Since the LSI-Unix system does not support pipes, the shell has been
modified to simulate pipes through the use of disk files.  When a
command line which requires the use of a pipe is detected, a disk
file is created and opened for reading and writing.  The file is
immediately unlinked, so that the name is available for another pipe
right away.  The file is called '.__pf'.  Hopefully this name will
not conflict with any user file names.
Thus, the symbol '|' in a shell command line becomes equivalent to
\&'> .__pf ; < .__pf'.  The command:

	% foo ^ goo

translates into:

	% foo > .__pf ; goo < .__pf

The process writing on the pipe writes everything into the file, and
when it exits, the reader process is swapped in.  It reads what the
writer has written on the pipe file.  The only danger in this type
of implementation is due to the limitation of space on the floppy
disks.  A very large amount of information going through a pipe could
fill up the disk.

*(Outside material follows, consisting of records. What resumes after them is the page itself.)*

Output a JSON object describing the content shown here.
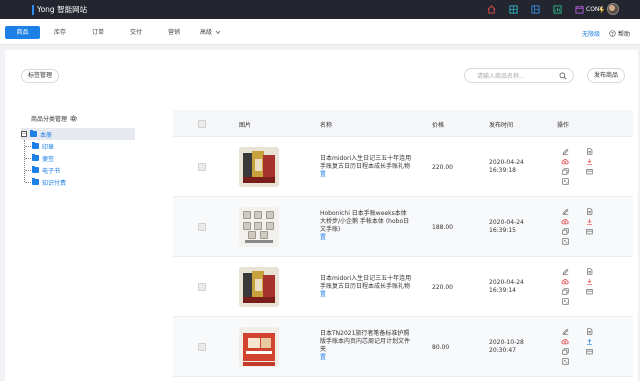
{
  "brand": {
    "name": "Yong 智能网站"
  },
  "top_icons": [
    "home-icon",
    "globe-icon",
    "layout-icon",
    "chart-icon",
    "calendar-icon",
    "flash-icon"
  ],
  "user": {
    "name": "CONY"
  },
  "nav": {
    "tabs": [
      "商品",
      "库存",
      "订单",
      "交付",
      "营销",
      "高级"
    ],
    "active": "商品",
    "permission": "无限级",
    "help": "帮助"
  },
  "toolbar": {
    "tag_manage": "标签管理",
    "search_placeholder": "请输入商品名称...",
    "publish": "发布商品"
  },
  "tree": {
    "title": "商品分类管理",
    "root": "本册",
    "children": [
      "印章",
      "便签",
      "电子书",
      "知识付费"
    ]
  },
  "table": {
    "headers": {
      "image": "图片",
      "name": "名称",
      "price": "价格",
      "time": "发布时间",
      "ops": "操作"
    },
    "rows": [
      {
        "name": "日本midori入生日记三五十年连用手账复古日历日程本成长手账礼物",
        "tag": "置",
        "price": "220.00",
        "date": "2020-04-24",
        "clock": "16:39:18",
        "thumb": "books"
      },
      {
        "name": "Hobonichi 日本手账weeks本体 大桥步/小企鹅 手帐本体 (hobo日文手账)",
        "tag": "置",
        "price": "188.00",
        "date": "2020-04-24",
        "clock": "16:39:15",
        "thumb": "stamps"
      },
      {
        "name": "日本midori入生日记三五十年连用手账复古日历日程本成长手账礼物",
        "tag": "置",
        "price": "220.00",
        "date": "2020-04-24",
        "clock": "16:39:14",
        "thumb": "books"
      },
      {
        "name": "日本TN2021旅行者笔备标准护照版手账本内页内芯周记月计划文件夹",
        "tag": "置",
        "price": "80.00",
        "date": "2020-10-28",
        "clock": "20:30:47",
        "thumb": "red"
      }
    ]
  },
  "colors": {
    "accent": "#1c80e6",
    "topbar": "#23262e",
    "danger": "#e8484b"
  }
}
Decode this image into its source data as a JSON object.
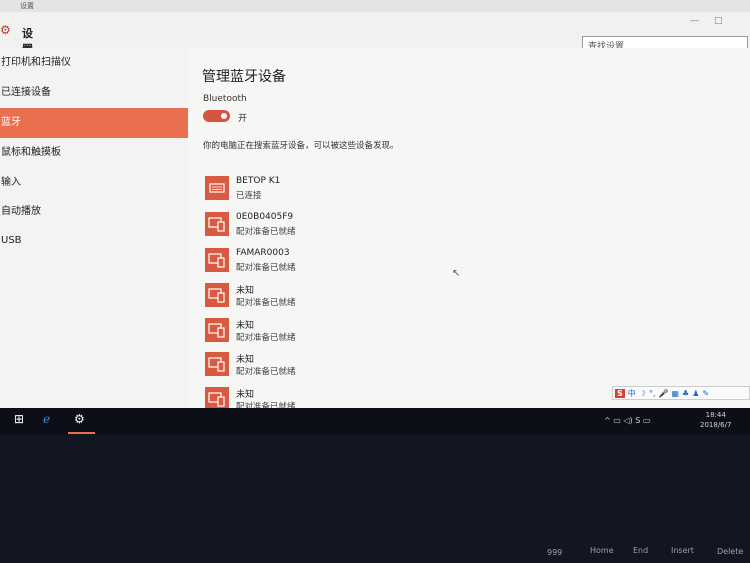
{
  "window": {
    "title": "设置",
    "app_name": "设置"
  },
  "search": {
    "placeholder": "查找设置"
  },
  "sidebar": {
    "items": [
      {
        "label": "打印机和扫描仪",
        "active": false
      },
      {
        "label": "已连接设备",
        "active": false
      },
      {
        "label": "蓝牙",
        "active": true
      },
      {
        "label": "鼠标和触摸板",
        "active": false
      },
      {
        "label": "输入",
        "active": false
      },
      {
        "label": "自动播放",
        "active": false
      },
      {
        "label": "USB",
        "active": false
      }
    ]
  },
  "main": {
    "title": "管理蓝牙设备",
    "bluetooth_label": "Bluetooth",
    "toggle_state": "开",
    "discover_text": "你的电脑正在搜索蓝牙设备，可以被这些设备发现。",
    "devices": [
      {
        "name": "BETOP K1",
        "status": "已连接",
        "icon": "keyboard-icon"
      },
      {
        "name": "0E0B0405F9",
        "status": "配对准备已就绪",
        "icon": "phone-pc-icon"
      },
      {
        "name": "FAMAR0003",
        "status": "配对准备已就绪",
        "icon": "phone-pc-icon"
      },
      {
        "name": "未知",
        "status": "配对准备已就绪",
        "icon": "phone-pc-icon"
      },
      {
        "name": "未知",
        "status": "配对准备已就绪",
        "icon": "phone-pc-icon"
      },
      {
        "name": "未知",
        "status": "配对准备已就绪",
        "icon": "phone-pc-icon"
      },
      {
        "name": "未知",
        "status": "配对准备已就绪",
        "icon": "phone-pc-icon"
      }
    ]
  },
  "ime": {
    "logo": "S",
    "mode": "中"
  },
  "taskbar": {
    "clock_time": "18:44",
    "clock_date": "2018/6/7"
  },
  "keyboard": {
    "keys": [
      "999",
      "Home",
      "End",
      "Insert",
      "Delete"
    ]
  },
  "colors": {
    "accent": "#e8704f",
    "device_icon": "#d85a40",
    "toggle": "#d4563e"
  }
}
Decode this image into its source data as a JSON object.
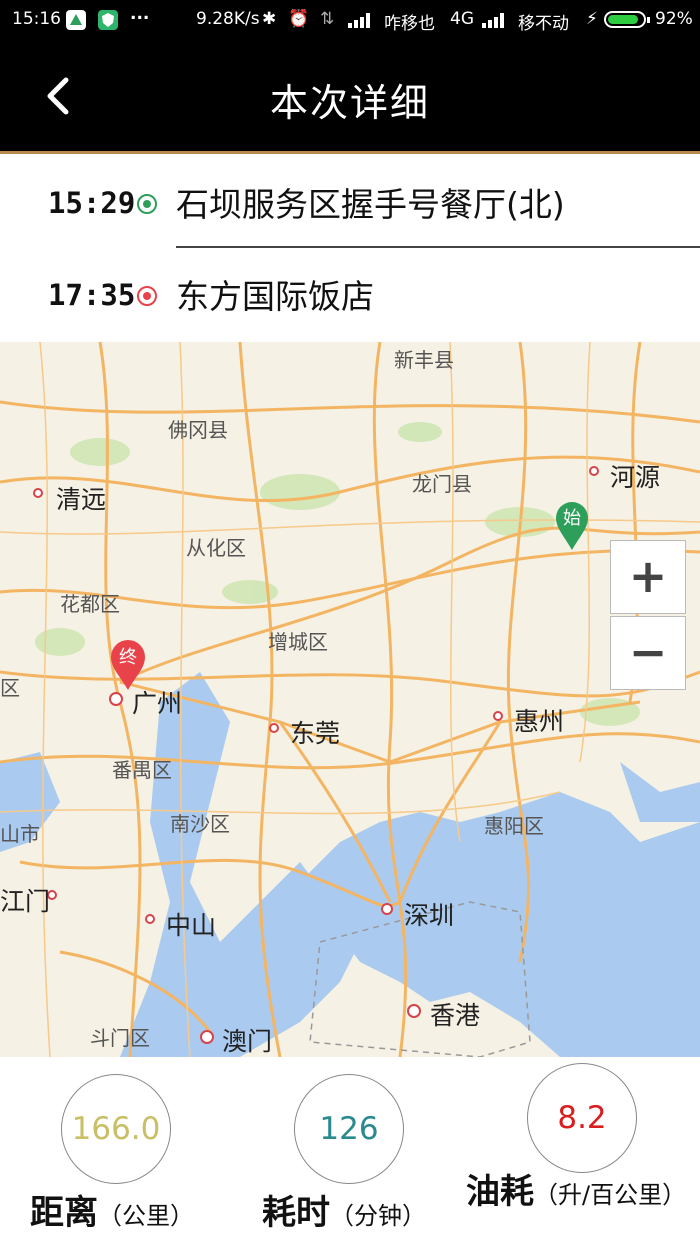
{
  "status_bar": {
    "time": "15:16",
    "dots": "...",
    "speed": "9.28K/s",
    "carrier1": "咋移也",
    "network": "4G",
    "carrier2": "移不动",
    "battery": "92%"
  },
  "header": {
    "title": "本次详细",
    "back_icon": "chevron-left-icon"
  },
  "trip": {
    "start": {
      "time": "15:29",
      "place": "石坝服务区握手号餐厅(北)",
      "color": "#2e9e5b"
    },
    "end": {
      "time": "17:35",
      "place": "东方国际饭店",
      "color": "#e8434a"
    }
  },
  "map": {
    "labels": [
      "新丰县",
      "佛冈县",
      "清远",
      "龙门县",
      "河源",
      "从化区",
      "花都区",
      "增城区",
      "区",
      "广州",
      "东莞",
      "惠州",
      "番禺区",
      "南沙区",
      "惠阳区",
      "山市",
      "江门",
      "中山",
      "深圳",
      "香港",
      "斗门区",
      "澳门"
    ],
    "start_marker": "始",
    "end_marker": "终",
    "zoom_in": "+",
    "zoom_out": "−",
    "colors": {
      "land": "#f5f1e4",
      "water": "#aacbef",
      "road": "#f4b563",
      "green": "#cfe6b4"
    }
  },
  "stats": {
    "distance": {
      "value": "166.0",
      "label": "距离",
      "unit": "（公里）",
      "color": "#c8bf66"
    },
    "duration": {
      "value": "126",
      "label": "耗时",
      "unit": "（分钟）",
      "color": "#2a8a8e"
    },
    "fuel": {
      "value": "8.2",
      "label": "油耗",
      "unit": "（升/百公里）",
      "color": "#d81e1e"
    }
  }
}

Except for this, the fake pipe code is transparent to the user.